Will Gartside began his fledgling movie career while clerking at Video Station. That's where he met local playwright Rob Matsushita, who had written a slasher short for Mercury Players Theatre's Revenge of the Mini-Musicals. After seeing his workmate's 15-minute play, Gartside seized the opportunity to turn his own abiding interest in slasher films into something tangible. Together with Matsushita and another Mercury regular, Morey Burnard, he worked up a script and 10 songs and embarked on his first directing job of any kind. The result is Massacre (The Musical), premiering at the High Noon Saloon on Sunday, Jan. 27.
"Anyone who wants to do a film really just has to go out and do it," says Gartside. "It takes some time, but it's really not that hard. There's a great theater and film community in Madison. You don't need to go to Hollywood to make movies."
The 45-minute horror comedy begins with ax-wielding Catholic schoolgirl Discordia surveying the grisly aftermath of her own killing spree. Then it moves backwards in time to explain (often through song) how the sweet-faced teen could do such a terrible thing. Along the way, there's plenty of opportunity for showcasing Gartside's attraction to faux blood and viscera.
"We found a good recipe for intestines at an independent site online," he says gleefully, noting that blood made from Karo syrup photographs well but is a bitch to clean up. "I tested it in the kitchen, and it turned out really well. I'd hold our intestines up to things being done in Hollywood."
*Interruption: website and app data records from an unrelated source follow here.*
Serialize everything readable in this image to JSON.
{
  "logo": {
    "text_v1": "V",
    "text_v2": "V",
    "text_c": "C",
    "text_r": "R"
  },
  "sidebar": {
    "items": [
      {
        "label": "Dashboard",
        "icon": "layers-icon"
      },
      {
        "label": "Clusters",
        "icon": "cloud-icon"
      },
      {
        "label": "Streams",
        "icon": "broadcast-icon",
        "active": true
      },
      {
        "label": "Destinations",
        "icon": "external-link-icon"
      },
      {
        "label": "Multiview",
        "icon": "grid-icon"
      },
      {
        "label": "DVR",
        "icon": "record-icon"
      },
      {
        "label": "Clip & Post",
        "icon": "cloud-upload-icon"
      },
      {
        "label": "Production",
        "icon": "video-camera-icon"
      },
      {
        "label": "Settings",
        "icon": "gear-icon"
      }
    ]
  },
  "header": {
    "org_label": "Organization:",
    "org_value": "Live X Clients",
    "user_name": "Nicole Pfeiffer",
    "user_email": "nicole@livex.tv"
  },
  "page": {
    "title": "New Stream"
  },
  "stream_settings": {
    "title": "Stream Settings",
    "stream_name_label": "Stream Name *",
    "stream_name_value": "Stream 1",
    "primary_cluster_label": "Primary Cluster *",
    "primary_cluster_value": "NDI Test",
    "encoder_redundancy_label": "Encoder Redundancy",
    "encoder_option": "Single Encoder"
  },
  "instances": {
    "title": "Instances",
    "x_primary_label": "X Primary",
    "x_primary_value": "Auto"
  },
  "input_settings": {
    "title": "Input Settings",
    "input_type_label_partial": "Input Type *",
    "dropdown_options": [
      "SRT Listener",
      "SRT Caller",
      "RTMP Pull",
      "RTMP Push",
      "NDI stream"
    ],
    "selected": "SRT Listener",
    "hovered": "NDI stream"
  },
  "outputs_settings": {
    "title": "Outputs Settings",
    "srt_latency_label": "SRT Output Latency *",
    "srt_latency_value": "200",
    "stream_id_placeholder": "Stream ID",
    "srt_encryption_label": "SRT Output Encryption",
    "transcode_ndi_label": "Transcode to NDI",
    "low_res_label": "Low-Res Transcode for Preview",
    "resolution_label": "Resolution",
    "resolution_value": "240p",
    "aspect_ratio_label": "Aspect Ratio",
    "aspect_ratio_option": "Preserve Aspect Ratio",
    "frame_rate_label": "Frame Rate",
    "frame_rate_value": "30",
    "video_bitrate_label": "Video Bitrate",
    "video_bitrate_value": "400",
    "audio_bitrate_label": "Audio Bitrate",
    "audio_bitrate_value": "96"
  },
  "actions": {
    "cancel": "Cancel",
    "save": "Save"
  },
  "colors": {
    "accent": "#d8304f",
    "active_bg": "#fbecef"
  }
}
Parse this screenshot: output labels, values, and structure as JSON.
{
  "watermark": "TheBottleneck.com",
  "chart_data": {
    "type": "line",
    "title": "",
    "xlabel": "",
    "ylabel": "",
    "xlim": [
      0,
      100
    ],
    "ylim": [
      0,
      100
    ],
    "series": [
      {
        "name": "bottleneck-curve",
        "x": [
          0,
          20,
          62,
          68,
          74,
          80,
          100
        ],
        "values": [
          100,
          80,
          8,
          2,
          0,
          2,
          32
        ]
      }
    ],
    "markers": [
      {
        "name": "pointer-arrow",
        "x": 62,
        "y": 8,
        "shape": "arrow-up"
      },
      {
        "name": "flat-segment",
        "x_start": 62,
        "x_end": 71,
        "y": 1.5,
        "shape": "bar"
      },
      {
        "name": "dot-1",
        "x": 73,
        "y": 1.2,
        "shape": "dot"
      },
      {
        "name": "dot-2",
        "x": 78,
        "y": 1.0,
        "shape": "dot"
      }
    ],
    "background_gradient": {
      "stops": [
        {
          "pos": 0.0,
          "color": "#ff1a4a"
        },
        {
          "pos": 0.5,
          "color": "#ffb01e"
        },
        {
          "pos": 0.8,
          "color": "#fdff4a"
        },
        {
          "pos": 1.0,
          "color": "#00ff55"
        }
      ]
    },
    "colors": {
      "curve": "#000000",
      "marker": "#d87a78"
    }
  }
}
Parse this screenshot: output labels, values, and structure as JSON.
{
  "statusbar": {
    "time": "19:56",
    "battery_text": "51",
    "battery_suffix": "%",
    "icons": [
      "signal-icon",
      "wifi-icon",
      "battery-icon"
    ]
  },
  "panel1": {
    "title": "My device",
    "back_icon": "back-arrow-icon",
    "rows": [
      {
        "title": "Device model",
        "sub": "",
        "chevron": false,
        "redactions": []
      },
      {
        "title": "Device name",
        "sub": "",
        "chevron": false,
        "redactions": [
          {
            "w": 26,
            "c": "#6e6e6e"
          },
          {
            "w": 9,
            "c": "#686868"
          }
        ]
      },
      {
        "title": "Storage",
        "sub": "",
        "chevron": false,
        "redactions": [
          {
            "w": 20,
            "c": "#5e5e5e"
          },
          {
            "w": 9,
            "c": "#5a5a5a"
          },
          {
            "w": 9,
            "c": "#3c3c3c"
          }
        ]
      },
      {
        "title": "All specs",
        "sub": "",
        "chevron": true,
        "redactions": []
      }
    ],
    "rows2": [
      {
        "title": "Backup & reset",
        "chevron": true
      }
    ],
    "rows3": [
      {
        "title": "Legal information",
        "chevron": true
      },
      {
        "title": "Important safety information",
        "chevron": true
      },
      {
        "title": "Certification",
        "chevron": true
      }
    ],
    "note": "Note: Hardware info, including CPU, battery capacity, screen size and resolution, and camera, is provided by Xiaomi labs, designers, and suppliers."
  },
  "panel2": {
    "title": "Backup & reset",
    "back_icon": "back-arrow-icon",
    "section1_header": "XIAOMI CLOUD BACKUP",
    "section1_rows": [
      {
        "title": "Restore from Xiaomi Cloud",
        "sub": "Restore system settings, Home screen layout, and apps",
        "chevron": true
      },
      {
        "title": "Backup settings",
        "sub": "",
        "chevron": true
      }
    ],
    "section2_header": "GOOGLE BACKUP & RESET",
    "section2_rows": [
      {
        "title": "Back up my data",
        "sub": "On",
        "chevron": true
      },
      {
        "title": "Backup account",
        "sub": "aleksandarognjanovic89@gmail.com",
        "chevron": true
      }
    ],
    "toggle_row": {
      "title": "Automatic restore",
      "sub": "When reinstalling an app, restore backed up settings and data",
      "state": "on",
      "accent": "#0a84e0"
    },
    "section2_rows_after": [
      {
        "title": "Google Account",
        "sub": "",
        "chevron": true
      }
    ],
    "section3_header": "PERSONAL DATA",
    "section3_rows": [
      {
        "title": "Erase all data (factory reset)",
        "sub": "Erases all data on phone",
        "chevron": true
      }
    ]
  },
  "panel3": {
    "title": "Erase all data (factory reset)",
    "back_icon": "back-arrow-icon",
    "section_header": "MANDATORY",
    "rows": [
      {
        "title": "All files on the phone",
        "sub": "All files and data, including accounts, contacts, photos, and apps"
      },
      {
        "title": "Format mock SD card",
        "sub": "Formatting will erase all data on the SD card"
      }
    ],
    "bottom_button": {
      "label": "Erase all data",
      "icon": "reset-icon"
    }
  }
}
Gartside is pursuing his master's in broadcasting, television and communications at Milwaukee's Marquette University. But all the filming was done in and around Madison during the summer and fall of 2007 with a local cast and crew. Unsurprisingly, Massacre's tiny $7,000 budget required a lot of pro bono work and favors. Quivey's Grove, where Gartside once worked, gave the project free access to its gothic-looking tunnel for several nights, providing a ready-made horror set. And Matysik Studios offered extensive studio time for Burnard to cook up versions of the musical's songs that actors could sing along with during shoots. Indeed, Gartside says recording work at Matysik took about as much time as filming did. Judging from the film's trailer posted on YouTube, all those hours in the studio were well spent.
Although a final edit hadn't been completed as of last week, Gartside is confident that Massacre will connect with audiences who've been primed for bloody comedy by cheeky films like Shaun of the Dead. At 45 minutes, it's not apt to pique the interest of the DVD market or commercial theaters. But having caught the film bug in a big way, Gartside hopes it will be a convincing calling card.
"We're submitting to the Wisconsin Film Festival and a lot of other festivals," he explains. "Ideally someone in the industry will see it and will allow us to do a feature."